This is a big, loud, boisterous production of a big, loud, boisterous show, full of good humor and, wisely, not at all able to take itself too seriously. If ever a musical were a continuous vaudeville show, it's this one, and to play it any other way is to cheat the audience. May no director ever wake up with the idea of making it in any way modern; part of the show's delight is its period setting and another part its equally period - of a later date - Irving Berlin music. This is Berlin's great musical (it was originally planned to be a Jerome Kern musical, but fate intervened, and who could imagine it as a Kern musical now?), with perhaps the largest number of popular songs ever to come from one show.
Although he worked with Bob Fosse, Marc Robin's musical comedy production and choreography style suggest that his inner self is longing to be the next Busby Berkeley. If so, it's a noble goal, and one that, over the past few seasons, he's nearly approached. Here, there's no doubt that the concept goes with the music, as does his on-stage circus with the show's book, and the result is delicious.
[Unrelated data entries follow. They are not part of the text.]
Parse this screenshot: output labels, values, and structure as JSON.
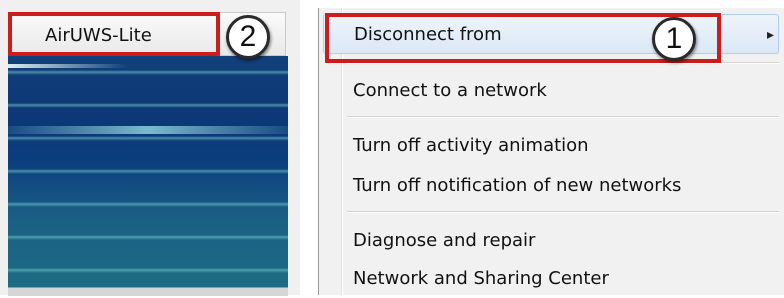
{
  "network_submenu": {
    "network_name": "AirUWS-Lite"
  },
  "context_menu": {
    "items": [
      {
        "label": "Disconnect from",
        "has_submenu": true,
        "highlighted": true
      },
      {
        "label": "Connect to a network"
      },
      {
        "label": "Turn off activity animation"
      },
      {
        "label": "Turn off notification of new networks"
      },
      {
        "label": "Diagnose and repair"
      },
      {
        "label": "Network and Sharing Center"
      }
    ],
    "submenu_arrow_icon": "triangle-right-icon"
  },
  "annotations": {
    "callout_1": "1",
    "callout_2": "2",
    "box_color": "#cc1c1c"
  }
}
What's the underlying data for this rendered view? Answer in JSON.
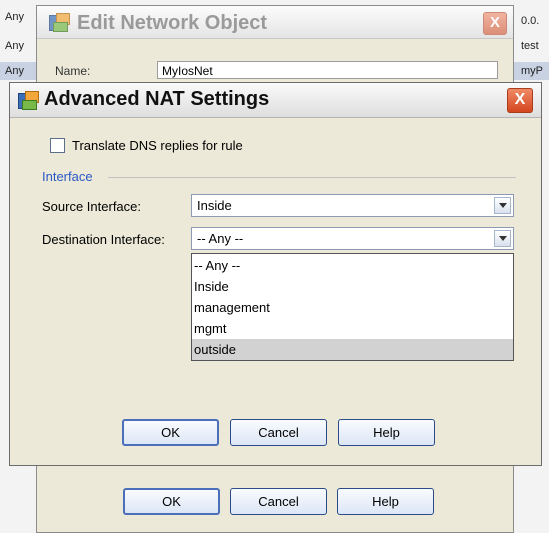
{
  "background_table": {
    "left_column": [
      "Any",
      "Any",
      "Any"
    ],
    "right_column": [
      "0.0.",
      "test",
      "myP"
    ]
  },
  "edit_network_object": {
    "title": "Edit Network Object",
    "close_label": "X",
    "name_label": "Name:",
    "name_value": "MyIosNet",
    "ok_label": "OK",
    "cancel_label": "Cancel",
    "help_label": "Help"
  },
  "advanced_nat": {
    "title": "Advanced NAT Settings",
    "close_label": "X",
    "translate_dns": {
      "label": "Translate DNS replies for rule",
      "checked": false
    },
    "interface_group_label": "Interface",
    "source_interface": {
      "label": "Source Interface:",
      "value": "Inside"
    },
    "destination_interface": {
      "label": "Destination Interface:",
      "value": "-- Any --",
      "open": true,
      "options": [
        "-- Any --",
        "Inside",
        "management",
        "mgmt",
        "outside"
      ],
      "highlighted_option": "outside"
    },
    "ok_label": "OK",
    "cancel_label": "Cancel",
    "help_label": "Help"
  },
  "colors": {
    "group_label": "#2a58c6",
    "dialog_background": "#ece9d8",
    "highlight_option": "#d2d2d2",
    "close_button": "#d4451e"
  },
  "icons": {
    "app_icon": "asdm-app-icon",
    "close_icon": "close-x-icon",
    "dropdown_icon": "chevron-down-icon"
  }
}
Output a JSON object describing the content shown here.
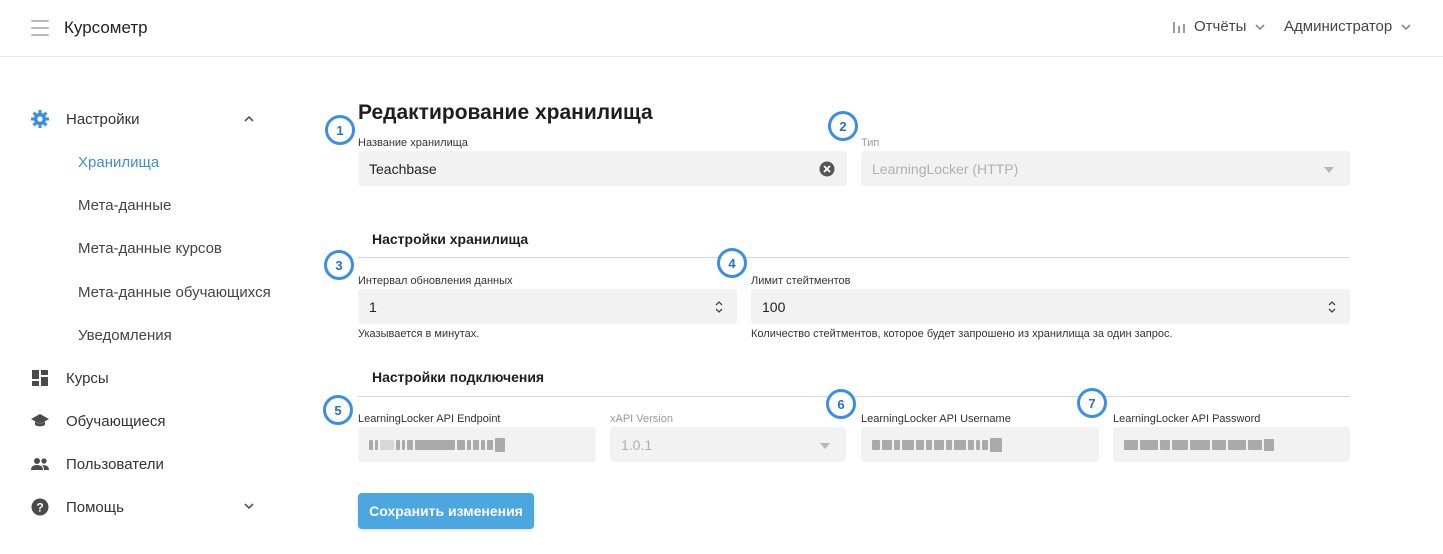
{
  "header": {
    "brand": "Курсометр",
    "reports_label": "Отчёты",
    "admin_label": "Администратор"
  },
  "sidebar": {
    "settings_label": "Настройки",
    "settings_sub": [
      "Хранилища",
      "Мета-данные",
      "Мета-данные курсов",
      "Мета-данные обучающихся",
      "Уведомления"
    ],
    "courses_label": "Курсы",
    "learners_label": "Обучающиеся",
    "users_label": "Пользователи",
    "help_label": "Помощь",
    "active_sub": "Хранилища"
  },
  "form": {
    "title": "Редактирование хранилища",
    "storage_name_label": "Название хранилища",
    "storage_name_value": "Teachbase",
    "type_label": "Тип",
    "type_value": "LearningLocker (HTTP)",
    "storage_settings_title": "Настройки хранилища",
    "interval_label": "Интервал обновления данных",
    "interval_value": "1",
    "interval_hint": "Указывается в минутах.",
    "limit_label": "Лимит стейтментов",
    "limit_value": "100",
    "limit_hint": "Количество стейтментов, которое будет запрошено из хранилища за один запрос.",
    "connection_title": "Настройки подключения",
    "endpoint_label": "LearningLocker API Endpoint",
    "xapi_label": "xAPI Version",
    "xapi_value": "1.0.1",
    "username_label": "LearningLocker API Username",
    "password_label": "LearningLocker API Password",
    "save_label": "Сохранить изменения"
  },
  "badges": [
    "1",
    "2",
    "3",
    "4",
    "5",
    "6",
    "7"
  ],
  "colors": {
    "accent": "#3d8fd6",
    "button": "#4ca6e0",
    "badge_border": "#3a8ee6",
    "field_bg": "#f2f2f2"
  }
}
On stage at the Fulton through February 19. Coming up in March, IN THE HEIGHTS, a very definite switch from ANNIE GET YOUR GUN. Tickets and information for both at thefulton.org.